Janice Ian writes about the need to own the music you love. The main way to do this effectively, she says, is to own CDs. Since I have had experience with Catholic missalettes and copyrights, I know that physical property doesn’t translate into legal ownership. Those little pamphlet things that Catholics sometimes use have some very interesting small print. You don’t actually own the little booklets. You are licensing them from the publisher.

Likewise digital recordings are often accessed via a sort of licensing. Ian noticed this when she found one of her favorite recordings remixed and remastered in a way she found annoying. When she attempted to find the old recording online, she failed.

Record ownership falls under this rubric for me, but I don’t remember Ian mentioning that.

Like an idiot I parted with most of my favorite records a long time ago. But I had so many that the remnant is still a significant part of my life now that I realize how valuable and important certain recordings are to me.

When it came to replacing CDs I had at least learned that technological lesson: don’t jump on a Technological bandwagon with both feet, you probably will regret it. Thus, my CD collection is on my porch gathering dust. I only have broken out CDs to listen to in my cars which I always make sure have a function player.

When Eileen and I arrived at Grace yesterday, I grabbed one of those CDs in the car. It happened to be Rattle and Hum by U2. But inside was The Joshua Tree which is also a recording I love.

I dragged out the moldering CD player and put on U2. It crackled a bit as I adjusted the volume but it did play the CD. Eileen and I listened to it as we both sorted and filed music.

My church gave me a $200 gift certificate to Readers World, the local bookstore. I now have about $40 left after ordering a bunch of books. I like shiny new books. But I also am developing a consciousness of liking old musty books.

My recent foray into Charles Ives led me logically to thinking about and reading Emerson. I have the portable Emerson.

The Portable Emerson by Ralph Waldo Emerson

These thick paperbacks from the past are wonderful.

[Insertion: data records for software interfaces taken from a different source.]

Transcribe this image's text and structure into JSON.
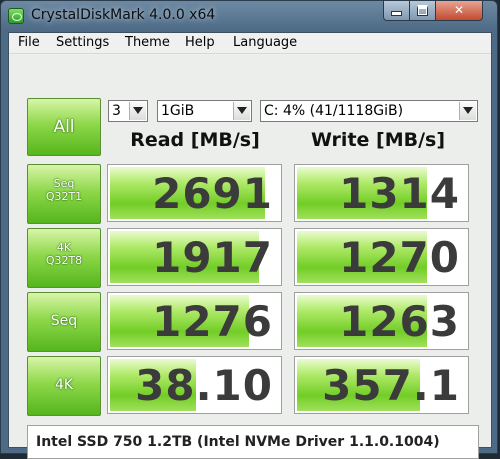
{
  "window": {
    "title": "CrystalDiskMark 4.0.0 x64"
  },
  "menu": {
    "file": "File",
    "settings": "Settings",
    "theme": "Theme",
    "help": "Help",
    "language": "Language"
  },
  "controls": {
    "all_label": "All",
    "count": "3",
    "size": "1GiB",
    "drive": "C: 4% (41/1118GiB)"
  },
  "columns": {
    "read": "Read [MB/s]",
    "write": "Write [MB/s]"
  },
  "rows": [
    {
      "label1": "Seq",
      "label2": "Q32T1",
      "read": "2691",
      "write": "1314",
      "read_fill": 0.92,
      "write_fill": 0.77
    },
    {
      "label1": "4K",
      "label2": "Q32T8",
      "read": "1917",
      "write": "1270",
      "read_fill": 0.88,
      "write_fill": 0.77
    },
    {
      "label1": "Seq",
      "label2": "",
      "read": "1276",
      "write": "1263",
      "read_fill": 0.82,
      "write_fill": 0.77
    },
    {
      "label1": "4K",
      "label2": "",
      "read": "38.10",
      "write": "357.1",
      "read_fill": 0.51,
      "write_fill": 0.73
    }
  ],
  "info": "Intel SSD 750 1.2TB (Intel NVMe Driver 1.1.0.1004)"
}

They are usually well edited and have thoughtful selections from the featured writer. I am still in the midst of the introduction by Carl Bode.

But when I fetched the Portable Emerson, I pulled out an interesting thin blue box sitting next to it on my shelf sporting the hand lettered title, Ralph Waldo Emerson’s Reading.

The box neatly unfolded.

Inside was a worn paperback copy of Ralph Waldo Emerson’s Reading: A Guide for Source-Hunters and Scholars To the One Thousand Volumes Which He Withdrew from Libraries.

The copyright is 1941. The publisher is Thistle Press, Raleigh, North Carolina.

Eileen being a retired library thought this was a violation of privacy. Me, being who I am, I thought it was very, very cool to see what books Emerson read.

Another book came in the mail yesterday. It qualifies for a bit of mustiness itself. I haven’t been able to find my copy of The Peloponnesian Wars by Thucydides. I decided to replace it but didn’t want a new glossy edition.

Mustiness was preferred. I manage to get a line on a Great Histories edition from 1963. This fits in nicely with my other books.

I started reading Jonah’s Gourd Vine by Zora Neal Hurston yesterday.

Jonah's Gourd Vine | Zora Neale Hurston

One of my Readers World purchases was two volumes of Hurston published by the Library of America. I like these editions even though they are new.

Library of America Zora Neale Hurston Edition Ser.: Hurston : Folklore,  Memoirs, and Other Writings - Mules and Men; Tell My Horse; Dust Tracks on  a Road; Selected Articles by Zora Neale
Library of America Zora Neale Hurston Edition Ser.: Hurston : Folklore,  Memoirs, and Other Writings - Mules and Men; Tell My Horse; Dust Tracks on  a Road; Selected Articles by Zora Neale

Jonah’s Gourd Vine is the first novel in one of them. I think Hurston is an amazing writer. Time to go read.